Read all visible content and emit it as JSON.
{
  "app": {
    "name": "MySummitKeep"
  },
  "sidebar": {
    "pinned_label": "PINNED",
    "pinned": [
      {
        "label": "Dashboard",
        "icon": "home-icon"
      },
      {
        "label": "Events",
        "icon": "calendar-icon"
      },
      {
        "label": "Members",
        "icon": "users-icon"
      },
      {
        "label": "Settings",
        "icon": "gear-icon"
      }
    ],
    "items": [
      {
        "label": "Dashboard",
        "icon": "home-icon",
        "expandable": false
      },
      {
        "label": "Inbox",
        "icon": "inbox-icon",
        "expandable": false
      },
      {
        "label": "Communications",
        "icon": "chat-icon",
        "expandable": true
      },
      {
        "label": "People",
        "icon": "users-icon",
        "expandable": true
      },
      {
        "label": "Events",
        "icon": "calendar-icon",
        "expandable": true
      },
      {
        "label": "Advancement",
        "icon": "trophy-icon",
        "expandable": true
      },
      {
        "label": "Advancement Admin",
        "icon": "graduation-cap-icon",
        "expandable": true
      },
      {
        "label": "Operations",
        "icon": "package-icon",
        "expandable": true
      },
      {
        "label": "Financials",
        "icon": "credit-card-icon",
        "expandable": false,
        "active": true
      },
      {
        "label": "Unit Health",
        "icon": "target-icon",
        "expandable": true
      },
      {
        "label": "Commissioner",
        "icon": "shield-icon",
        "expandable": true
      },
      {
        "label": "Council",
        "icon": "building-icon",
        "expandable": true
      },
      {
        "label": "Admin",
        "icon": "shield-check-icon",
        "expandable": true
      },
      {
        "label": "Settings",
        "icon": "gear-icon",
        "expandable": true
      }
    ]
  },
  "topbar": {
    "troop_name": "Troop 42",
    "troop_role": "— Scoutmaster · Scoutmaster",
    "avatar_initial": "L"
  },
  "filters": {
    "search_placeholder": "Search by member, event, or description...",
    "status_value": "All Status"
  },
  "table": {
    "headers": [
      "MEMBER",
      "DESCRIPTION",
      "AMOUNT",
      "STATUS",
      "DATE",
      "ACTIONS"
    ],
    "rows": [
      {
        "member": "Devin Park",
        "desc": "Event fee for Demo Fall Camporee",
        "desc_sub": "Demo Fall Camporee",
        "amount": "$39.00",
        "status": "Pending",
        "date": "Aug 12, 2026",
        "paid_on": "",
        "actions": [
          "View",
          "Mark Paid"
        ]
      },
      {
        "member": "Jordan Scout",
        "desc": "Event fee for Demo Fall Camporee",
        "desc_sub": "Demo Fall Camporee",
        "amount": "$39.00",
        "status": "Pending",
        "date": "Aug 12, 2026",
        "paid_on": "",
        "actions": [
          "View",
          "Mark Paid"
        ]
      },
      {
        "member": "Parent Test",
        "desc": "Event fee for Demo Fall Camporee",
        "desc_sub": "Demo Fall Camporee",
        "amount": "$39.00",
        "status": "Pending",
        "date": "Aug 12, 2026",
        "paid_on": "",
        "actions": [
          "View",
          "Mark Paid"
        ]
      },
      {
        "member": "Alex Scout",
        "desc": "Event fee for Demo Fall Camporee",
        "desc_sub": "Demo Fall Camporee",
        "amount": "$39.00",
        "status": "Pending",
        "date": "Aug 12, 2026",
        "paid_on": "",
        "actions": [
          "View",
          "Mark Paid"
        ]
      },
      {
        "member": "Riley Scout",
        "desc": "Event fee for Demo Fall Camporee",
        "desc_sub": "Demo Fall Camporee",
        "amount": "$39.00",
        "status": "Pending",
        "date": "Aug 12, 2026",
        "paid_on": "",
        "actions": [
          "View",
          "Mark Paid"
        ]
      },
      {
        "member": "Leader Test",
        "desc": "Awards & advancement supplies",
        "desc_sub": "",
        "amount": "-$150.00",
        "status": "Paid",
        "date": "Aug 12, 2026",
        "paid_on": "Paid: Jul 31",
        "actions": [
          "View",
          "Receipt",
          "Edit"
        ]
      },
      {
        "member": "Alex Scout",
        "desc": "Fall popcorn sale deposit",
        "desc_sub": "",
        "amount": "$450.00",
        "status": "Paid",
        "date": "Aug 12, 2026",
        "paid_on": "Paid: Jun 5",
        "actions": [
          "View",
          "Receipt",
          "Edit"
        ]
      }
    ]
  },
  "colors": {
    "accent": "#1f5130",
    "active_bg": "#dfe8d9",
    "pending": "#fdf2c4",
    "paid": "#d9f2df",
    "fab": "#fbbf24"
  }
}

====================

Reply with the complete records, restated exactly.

SOLVED EXERCISE:
Read all visible content and emit it as JSON.
{
  "app": {
    "name": "MySummitKeep"
  },
  "sidebar": {
    "pinned_label": "PINNED",
    "pinned": [
      {
        "label": "Dashboard",
        "icon": "home-icon"
      },
      {
        "label": "Events",
        "icon": "calendar-icon"
      },
      {
        "label": "Members",
        "icon": "users-icon"
      },
      {
        "label": "Settings",
        "icon": "gear-icon"
      }
    ],
    "items": [
      {
        "label": "Dashboard",
        "icon": "home-icon",
        "expandable": false
      },
      {
        "label": "Inbox",
        "icon": "inbox-icon",
        "expandable": false
      },
      {
        "label": "Communications",
        "icon": "chat-icon",
        "expandable": true
      },
      {
        "label": "People",
        "icon": "users-icon",
        "expandable": true
      },
      {
        "label": "Events",
        "icon": "calendar-icon",
        "expandable": true
      },
      {
        "label": "Advancement",
        "icon": "trophy-icon",
        "expandable": true
      },
      {
        "label": "Advancement Admin",
        "icon": "graduation-cap-icon",
        "expandable": true
      },
      {
        "label": "Operations",
        "icon": "package-icon",
        "expandable": true
      },
      {
        "label": "Financials",
        "icon": "credit-card-icon",
        "expandable": false,
        "active": true
      },
      {
        "label": "Unit Health",
        "icon": "target-icon",
        "expandable": true
      },
      {
        "label": "Commissioner",
        "icon": "shield-icon",
        "expandable": true
      },
      {
        "label": "Council",
        "icon": "building-icon",
        "expandable": true
      },
      {
        "label": "Admin",
        "icon": "shield-check-icon",
        "expandable": true
      },
      {
        "label": "Settings",
        "icon": "gear-icon",
        "expandable": true
      }
    ]
  },
  "topbar": {
    "troop_name": "Troop 42",
    "troop_role": "— Scoutmaster · Scoutmaster",
    "avatar_initial": "L"
  },
  "filters": {
    "search_placeholder": "Search by member, event, or description...",
    "status_value": "All Status"
  },
  "table": {
    "headers": [
      "MEMBER",
      "DESCRIPTION",
      "AMOUNT",
      "STATUS",
      "DATE",
      "ACTIONS"
    ],
    "rows": [
      {
        "member": "Devin Park",
        "desc": "Event fee for Demo Fall Camporee",
        "desc_sub": "Demo Fall Camporee",
        "amount": "$39.00",
        "status": "Pending",
        "date": "Aug 12, 2026",
        "paid_on": "",
        "actions": [
          "View",
          "Mark Paid"
        ]
      },
      {
        "member": "Jordan Scout",
        "desc": "Event fee for Demo Fall Camporee",
        "desc_sub": "Demo Fall Camporee",
        "amount": "$39.00",
        "status": "Pending",
        "date": "Aug 12, 2026",
        "paid_on": "",
        "actions": [
          "View",
          "Mark Paid"
        ]
      },
      {
        "member": "Parent Test",
        "desc": "Event fee for Demo Fall Camporee",
        "desc_sub": "Demo Fall Camporee",
        "amount": "$39.00",
        "status": "Pending",
        "date": "Aug 12, 2026",
        "paid_on": "",
        "actions": [
          "View",
          "Mark Paid"
        ]
      },
      {
        "member": "Alex Scout",
        "desc": "Event fee for Demo Fall Camporee",
        "desc_sub": "Demo Fall Camporee",
        "amount": "$39.00",
        "status": "Pending",
        "date": "Aug 12, 2026",
        "paid_on": "",
        "actions": [
          "View",
          "Mark Paid"
        ]
      },
      {
        "member": "Riley Scout",
        "desc": "Event fee for Demo Fall Camporee",
        "desc_sub": "Demo Fall Camporee",
        "amount": "$39.00",
        "status": "Pending",
        "date": "Aug 12, 2026",
        "paid_on": "",
        "actions": [
          "View",
          "Mark Paid"
        ]
      },
      {
        "member": "Leader Test",
        "desc": "Awards & advancement supplies",
        "desc_sub": "",
        "amount": "-$150.00",
        "status": "Paid",
        "date": "Aug 12, 2026",
        "paid_on": "Paid: Jul 31",
        "actions": [
          "View",
          "Receipt",
          "Edit"
        ]
      },
      {
        "member": "Alex Scout",
        "desc": "Fall popcorn sale deposit",
        "desc_sub": "",
        "amount": "$450.00",
        "status": "Paid",
        "date": "Aug 12, 2026",
        "paid_on": "Paid: Jun 5",
        "actions": [
          "View",
          "Receipt",
          "Edit"
        ]
      }
    ]
  },
  "colors": {
    "accent": "#1f5130",
    "active_bg": "#dfe8d9",
    "pending": "#fdf2c4",
    "paid": "#d9f2df",
    "fab": "#fbbf24"
  }
}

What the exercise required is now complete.